[Start of Attachment]
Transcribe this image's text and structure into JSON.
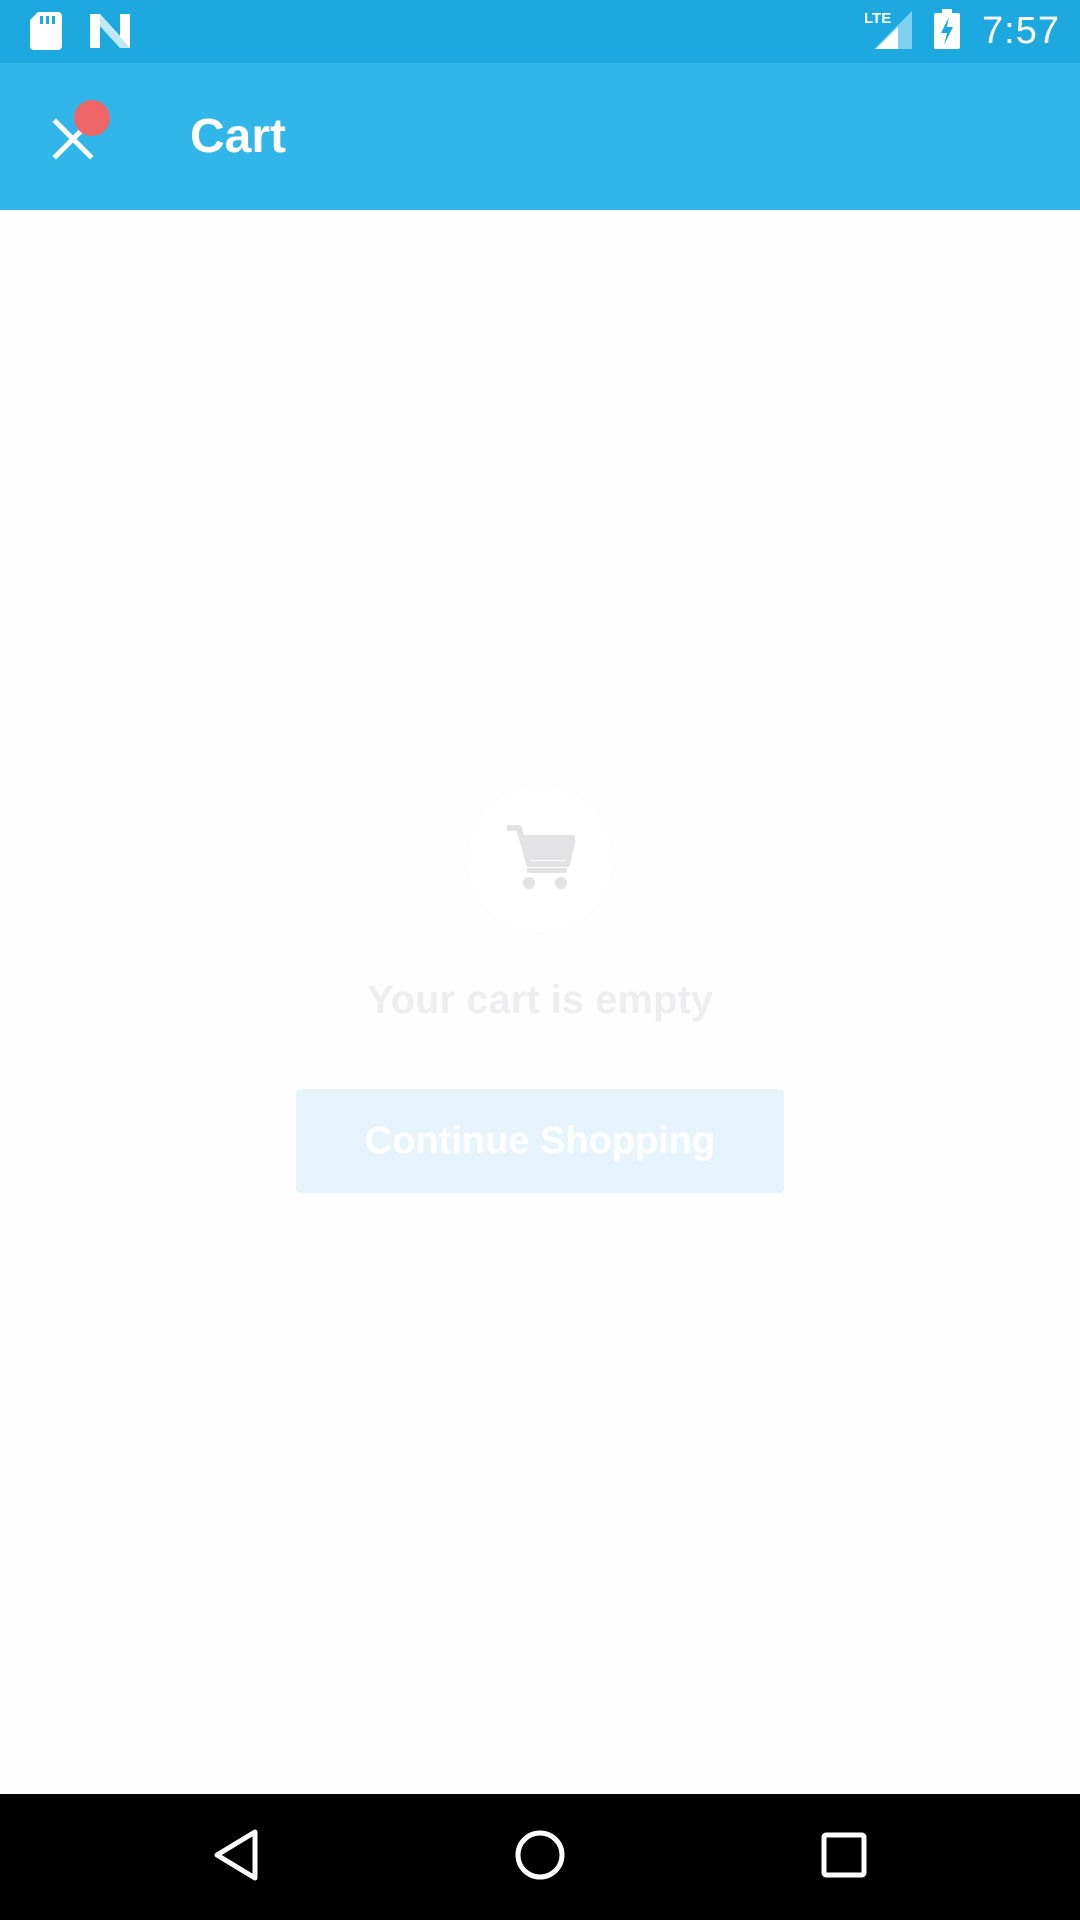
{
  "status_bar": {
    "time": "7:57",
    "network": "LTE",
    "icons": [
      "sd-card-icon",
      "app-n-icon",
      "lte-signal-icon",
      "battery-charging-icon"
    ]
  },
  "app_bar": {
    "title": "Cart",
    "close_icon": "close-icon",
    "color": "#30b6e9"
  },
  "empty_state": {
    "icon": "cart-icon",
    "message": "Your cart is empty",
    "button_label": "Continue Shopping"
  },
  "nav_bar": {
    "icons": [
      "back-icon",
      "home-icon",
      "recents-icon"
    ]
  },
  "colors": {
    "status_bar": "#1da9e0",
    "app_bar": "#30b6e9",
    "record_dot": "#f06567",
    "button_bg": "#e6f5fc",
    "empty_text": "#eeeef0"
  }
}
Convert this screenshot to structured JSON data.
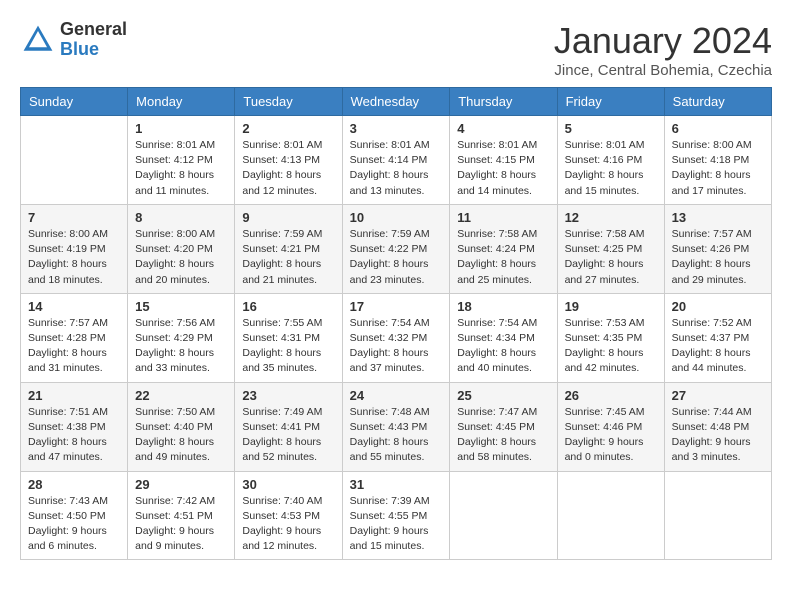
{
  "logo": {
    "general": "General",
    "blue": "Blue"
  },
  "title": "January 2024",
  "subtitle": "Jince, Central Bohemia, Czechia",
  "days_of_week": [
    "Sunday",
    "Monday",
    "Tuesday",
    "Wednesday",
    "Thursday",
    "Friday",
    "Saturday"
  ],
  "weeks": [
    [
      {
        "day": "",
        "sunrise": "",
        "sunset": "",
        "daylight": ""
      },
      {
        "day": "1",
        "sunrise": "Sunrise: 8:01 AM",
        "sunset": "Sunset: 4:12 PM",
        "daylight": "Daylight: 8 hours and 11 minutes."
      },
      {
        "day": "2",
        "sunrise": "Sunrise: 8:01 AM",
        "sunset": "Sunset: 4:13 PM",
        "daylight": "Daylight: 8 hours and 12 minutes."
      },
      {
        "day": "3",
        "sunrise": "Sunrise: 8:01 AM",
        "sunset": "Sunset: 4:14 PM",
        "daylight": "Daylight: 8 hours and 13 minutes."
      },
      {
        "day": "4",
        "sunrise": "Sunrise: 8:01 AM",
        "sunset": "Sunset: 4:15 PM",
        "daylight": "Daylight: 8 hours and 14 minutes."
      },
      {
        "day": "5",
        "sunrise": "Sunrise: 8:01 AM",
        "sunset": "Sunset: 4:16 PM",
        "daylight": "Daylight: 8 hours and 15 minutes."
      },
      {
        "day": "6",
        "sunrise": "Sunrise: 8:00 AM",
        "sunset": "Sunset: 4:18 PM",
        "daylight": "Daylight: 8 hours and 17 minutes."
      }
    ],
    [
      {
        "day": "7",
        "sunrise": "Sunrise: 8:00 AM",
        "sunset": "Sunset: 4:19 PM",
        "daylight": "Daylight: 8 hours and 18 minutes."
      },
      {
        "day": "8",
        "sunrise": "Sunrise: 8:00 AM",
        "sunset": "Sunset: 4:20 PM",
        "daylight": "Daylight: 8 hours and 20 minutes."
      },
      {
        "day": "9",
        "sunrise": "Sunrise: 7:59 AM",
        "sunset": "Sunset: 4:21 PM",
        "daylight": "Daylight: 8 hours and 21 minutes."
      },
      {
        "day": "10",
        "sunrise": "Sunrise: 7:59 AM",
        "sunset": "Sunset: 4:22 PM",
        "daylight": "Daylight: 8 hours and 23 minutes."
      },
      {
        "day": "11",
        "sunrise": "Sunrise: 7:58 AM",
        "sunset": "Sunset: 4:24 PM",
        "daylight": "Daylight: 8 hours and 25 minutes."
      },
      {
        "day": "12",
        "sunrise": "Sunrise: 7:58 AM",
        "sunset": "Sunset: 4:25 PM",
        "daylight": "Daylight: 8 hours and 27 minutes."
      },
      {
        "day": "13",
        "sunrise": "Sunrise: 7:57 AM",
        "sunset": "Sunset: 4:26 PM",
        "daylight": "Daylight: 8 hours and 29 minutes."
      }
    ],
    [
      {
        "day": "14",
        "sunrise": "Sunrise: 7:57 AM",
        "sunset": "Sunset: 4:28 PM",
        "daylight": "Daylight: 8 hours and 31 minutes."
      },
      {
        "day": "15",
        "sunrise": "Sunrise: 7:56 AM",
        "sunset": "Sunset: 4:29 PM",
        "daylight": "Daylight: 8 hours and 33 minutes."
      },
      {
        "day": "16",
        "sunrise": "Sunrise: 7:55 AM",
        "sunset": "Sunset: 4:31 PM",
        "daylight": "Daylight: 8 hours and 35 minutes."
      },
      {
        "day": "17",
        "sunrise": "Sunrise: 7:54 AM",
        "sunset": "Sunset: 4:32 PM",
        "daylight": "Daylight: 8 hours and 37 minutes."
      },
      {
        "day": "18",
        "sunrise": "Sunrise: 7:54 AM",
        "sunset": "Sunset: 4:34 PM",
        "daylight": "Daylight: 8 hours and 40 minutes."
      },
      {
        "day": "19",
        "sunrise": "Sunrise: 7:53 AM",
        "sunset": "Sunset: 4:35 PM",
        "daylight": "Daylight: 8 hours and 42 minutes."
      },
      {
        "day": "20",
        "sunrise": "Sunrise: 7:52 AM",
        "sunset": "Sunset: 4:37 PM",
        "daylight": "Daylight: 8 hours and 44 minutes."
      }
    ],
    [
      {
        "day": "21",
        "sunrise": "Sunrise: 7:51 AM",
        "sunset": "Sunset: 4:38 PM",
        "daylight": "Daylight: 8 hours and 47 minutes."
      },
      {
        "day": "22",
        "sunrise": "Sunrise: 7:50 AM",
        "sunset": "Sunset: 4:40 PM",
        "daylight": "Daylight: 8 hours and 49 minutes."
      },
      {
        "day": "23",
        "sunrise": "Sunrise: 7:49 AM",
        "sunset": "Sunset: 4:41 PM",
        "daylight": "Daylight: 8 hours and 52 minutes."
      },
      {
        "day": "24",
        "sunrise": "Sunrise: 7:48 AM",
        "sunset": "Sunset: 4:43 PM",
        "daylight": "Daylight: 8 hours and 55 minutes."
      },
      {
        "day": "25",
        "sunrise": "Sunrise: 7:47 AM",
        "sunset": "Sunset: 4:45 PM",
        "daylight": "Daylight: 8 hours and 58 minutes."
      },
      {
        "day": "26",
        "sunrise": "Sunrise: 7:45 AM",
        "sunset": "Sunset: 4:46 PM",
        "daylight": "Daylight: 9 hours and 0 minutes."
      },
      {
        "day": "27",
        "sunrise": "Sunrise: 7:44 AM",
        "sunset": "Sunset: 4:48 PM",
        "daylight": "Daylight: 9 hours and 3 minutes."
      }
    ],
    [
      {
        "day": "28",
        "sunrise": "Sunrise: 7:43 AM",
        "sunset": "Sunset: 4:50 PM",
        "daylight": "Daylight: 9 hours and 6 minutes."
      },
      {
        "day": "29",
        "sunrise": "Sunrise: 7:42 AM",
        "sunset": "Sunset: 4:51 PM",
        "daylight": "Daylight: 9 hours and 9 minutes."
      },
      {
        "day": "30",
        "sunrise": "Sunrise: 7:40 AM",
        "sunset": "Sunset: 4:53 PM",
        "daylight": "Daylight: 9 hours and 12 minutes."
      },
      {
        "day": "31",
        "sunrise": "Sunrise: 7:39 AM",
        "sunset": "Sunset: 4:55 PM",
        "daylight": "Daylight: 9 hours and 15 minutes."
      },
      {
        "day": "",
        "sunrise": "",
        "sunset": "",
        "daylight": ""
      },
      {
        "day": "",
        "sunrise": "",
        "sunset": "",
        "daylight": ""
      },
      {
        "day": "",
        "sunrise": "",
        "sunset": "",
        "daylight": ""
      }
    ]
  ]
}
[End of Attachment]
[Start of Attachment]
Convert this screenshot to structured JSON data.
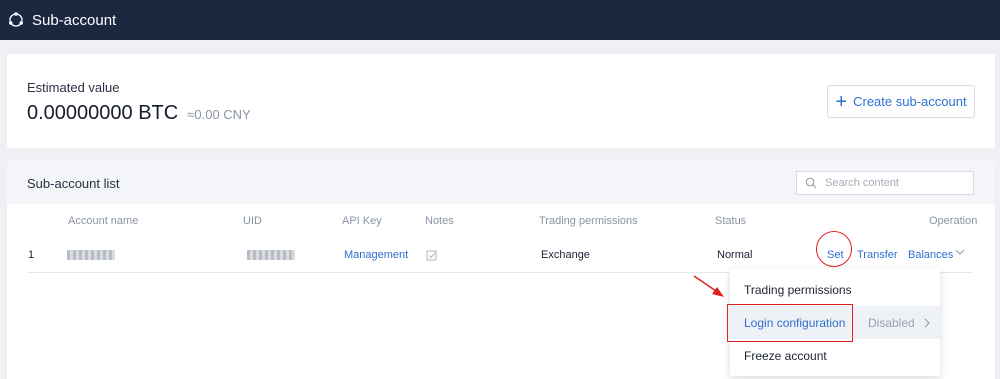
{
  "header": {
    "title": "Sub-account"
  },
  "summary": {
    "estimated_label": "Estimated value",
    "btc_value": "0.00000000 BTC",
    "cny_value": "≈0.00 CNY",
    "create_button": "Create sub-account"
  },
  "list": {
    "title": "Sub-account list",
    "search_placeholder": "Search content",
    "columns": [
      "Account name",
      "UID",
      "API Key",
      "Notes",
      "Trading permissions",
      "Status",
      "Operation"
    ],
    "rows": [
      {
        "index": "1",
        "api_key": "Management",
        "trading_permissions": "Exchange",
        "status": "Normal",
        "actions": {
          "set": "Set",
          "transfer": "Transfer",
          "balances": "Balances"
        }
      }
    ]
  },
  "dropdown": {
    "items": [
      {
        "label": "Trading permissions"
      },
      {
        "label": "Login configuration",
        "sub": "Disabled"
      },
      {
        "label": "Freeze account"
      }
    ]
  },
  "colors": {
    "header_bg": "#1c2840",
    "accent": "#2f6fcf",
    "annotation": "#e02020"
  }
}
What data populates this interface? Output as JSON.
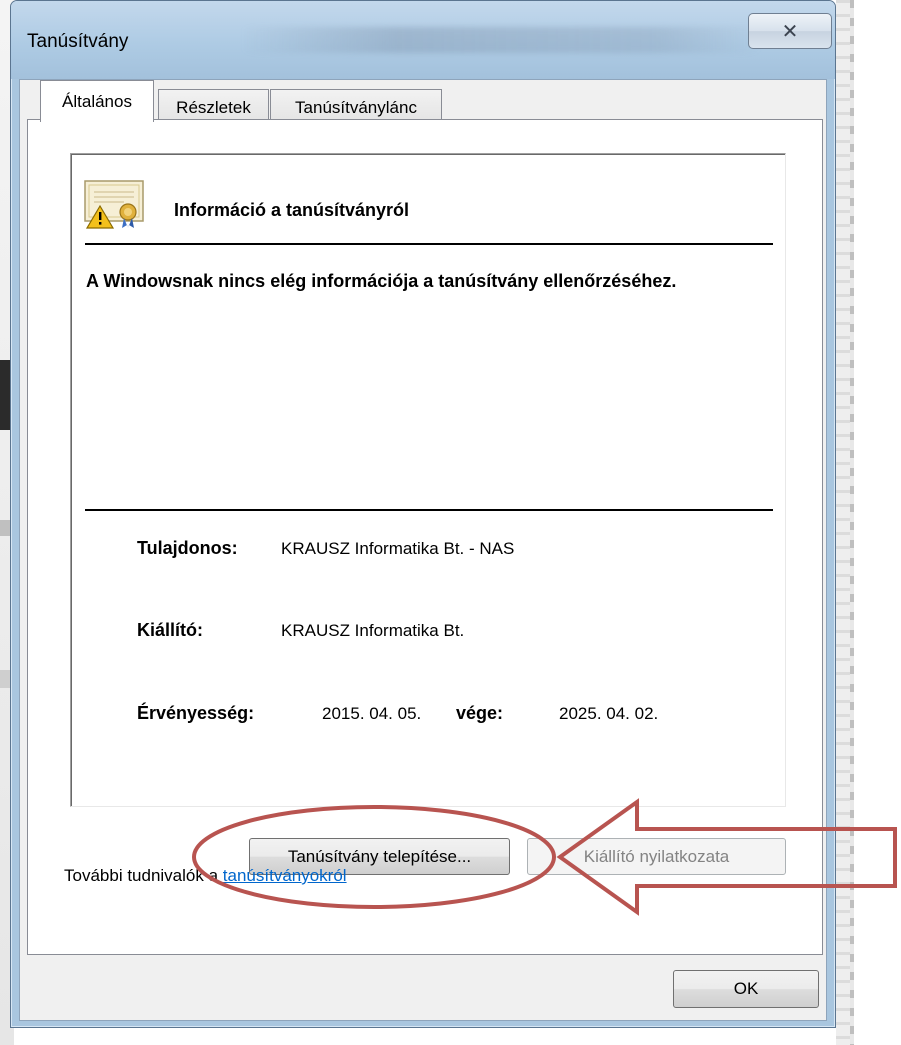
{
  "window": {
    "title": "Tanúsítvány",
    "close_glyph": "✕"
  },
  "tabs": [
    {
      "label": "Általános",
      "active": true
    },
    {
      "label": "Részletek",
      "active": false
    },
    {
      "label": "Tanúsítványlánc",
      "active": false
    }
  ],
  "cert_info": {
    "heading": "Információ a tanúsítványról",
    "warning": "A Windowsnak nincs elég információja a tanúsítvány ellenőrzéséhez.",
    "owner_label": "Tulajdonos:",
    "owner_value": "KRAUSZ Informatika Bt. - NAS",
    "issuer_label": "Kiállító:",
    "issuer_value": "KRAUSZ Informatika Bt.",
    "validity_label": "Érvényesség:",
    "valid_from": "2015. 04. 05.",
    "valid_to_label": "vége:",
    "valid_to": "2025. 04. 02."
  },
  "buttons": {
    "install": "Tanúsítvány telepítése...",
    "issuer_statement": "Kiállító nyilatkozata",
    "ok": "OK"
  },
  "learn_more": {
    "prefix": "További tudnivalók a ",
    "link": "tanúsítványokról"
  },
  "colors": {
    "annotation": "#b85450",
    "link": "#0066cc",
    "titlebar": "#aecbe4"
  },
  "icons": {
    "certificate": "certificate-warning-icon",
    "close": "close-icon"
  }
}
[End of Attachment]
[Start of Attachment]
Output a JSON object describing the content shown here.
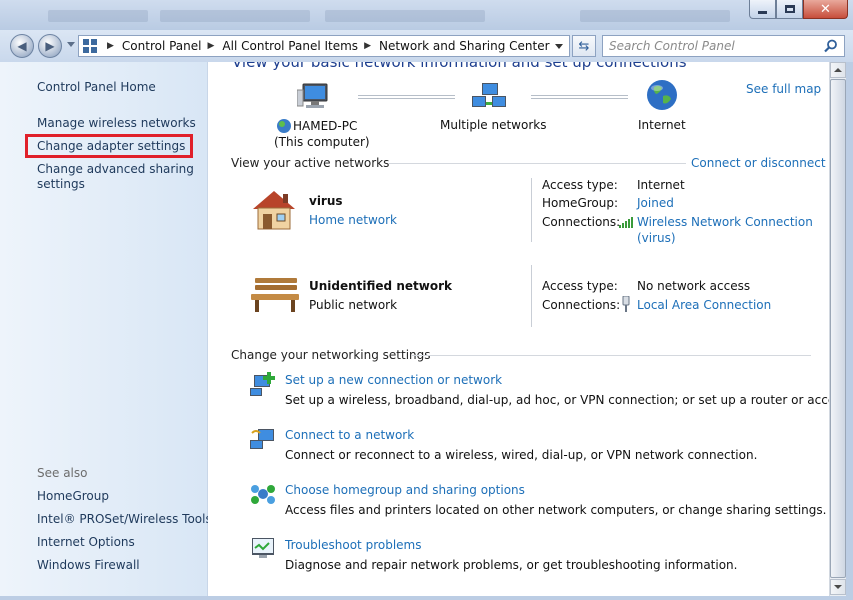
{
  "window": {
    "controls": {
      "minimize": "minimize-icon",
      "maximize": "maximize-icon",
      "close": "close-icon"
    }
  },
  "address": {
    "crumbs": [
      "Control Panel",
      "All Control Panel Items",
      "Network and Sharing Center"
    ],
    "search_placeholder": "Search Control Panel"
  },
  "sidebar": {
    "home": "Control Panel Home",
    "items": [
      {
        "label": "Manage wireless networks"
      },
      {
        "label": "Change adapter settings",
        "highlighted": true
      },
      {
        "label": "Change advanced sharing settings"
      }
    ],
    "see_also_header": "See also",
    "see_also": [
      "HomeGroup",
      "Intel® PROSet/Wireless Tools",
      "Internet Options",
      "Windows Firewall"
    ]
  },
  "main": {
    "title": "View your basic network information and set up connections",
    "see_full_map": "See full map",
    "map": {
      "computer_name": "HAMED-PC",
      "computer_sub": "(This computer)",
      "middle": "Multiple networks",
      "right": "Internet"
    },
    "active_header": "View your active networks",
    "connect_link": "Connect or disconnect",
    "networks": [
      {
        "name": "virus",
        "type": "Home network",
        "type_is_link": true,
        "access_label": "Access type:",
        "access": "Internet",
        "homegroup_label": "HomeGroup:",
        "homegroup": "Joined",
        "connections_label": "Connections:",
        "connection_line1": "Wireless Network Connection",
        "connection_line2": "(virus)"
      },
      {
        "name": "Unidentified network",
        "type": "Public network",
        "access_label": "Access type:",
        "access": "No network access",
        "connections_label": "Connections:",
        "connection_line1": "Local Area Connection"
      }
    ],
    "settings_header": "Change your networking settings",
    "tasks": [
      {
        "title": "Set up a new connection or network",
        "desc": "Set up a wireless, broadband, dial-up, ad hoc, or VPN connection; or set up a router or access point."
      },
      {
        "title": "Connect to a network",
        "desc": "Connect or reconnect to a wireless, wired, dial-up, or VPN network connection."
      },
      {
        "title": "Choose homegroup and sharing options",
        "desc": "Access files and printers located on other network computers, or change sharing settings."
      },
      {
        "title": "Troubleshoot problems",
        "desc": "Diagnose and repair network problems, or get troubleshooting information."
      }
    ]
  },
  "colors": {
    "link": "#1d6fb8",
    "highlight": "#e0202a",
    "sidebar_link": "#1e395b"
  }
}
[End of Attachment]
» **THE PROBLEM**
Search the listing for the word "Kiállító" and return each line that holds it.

» **EXERCISE RESULT**
    "issuer_label": "Kiállító:",
    "issuer_statement": "Kiállító nyilatkozata",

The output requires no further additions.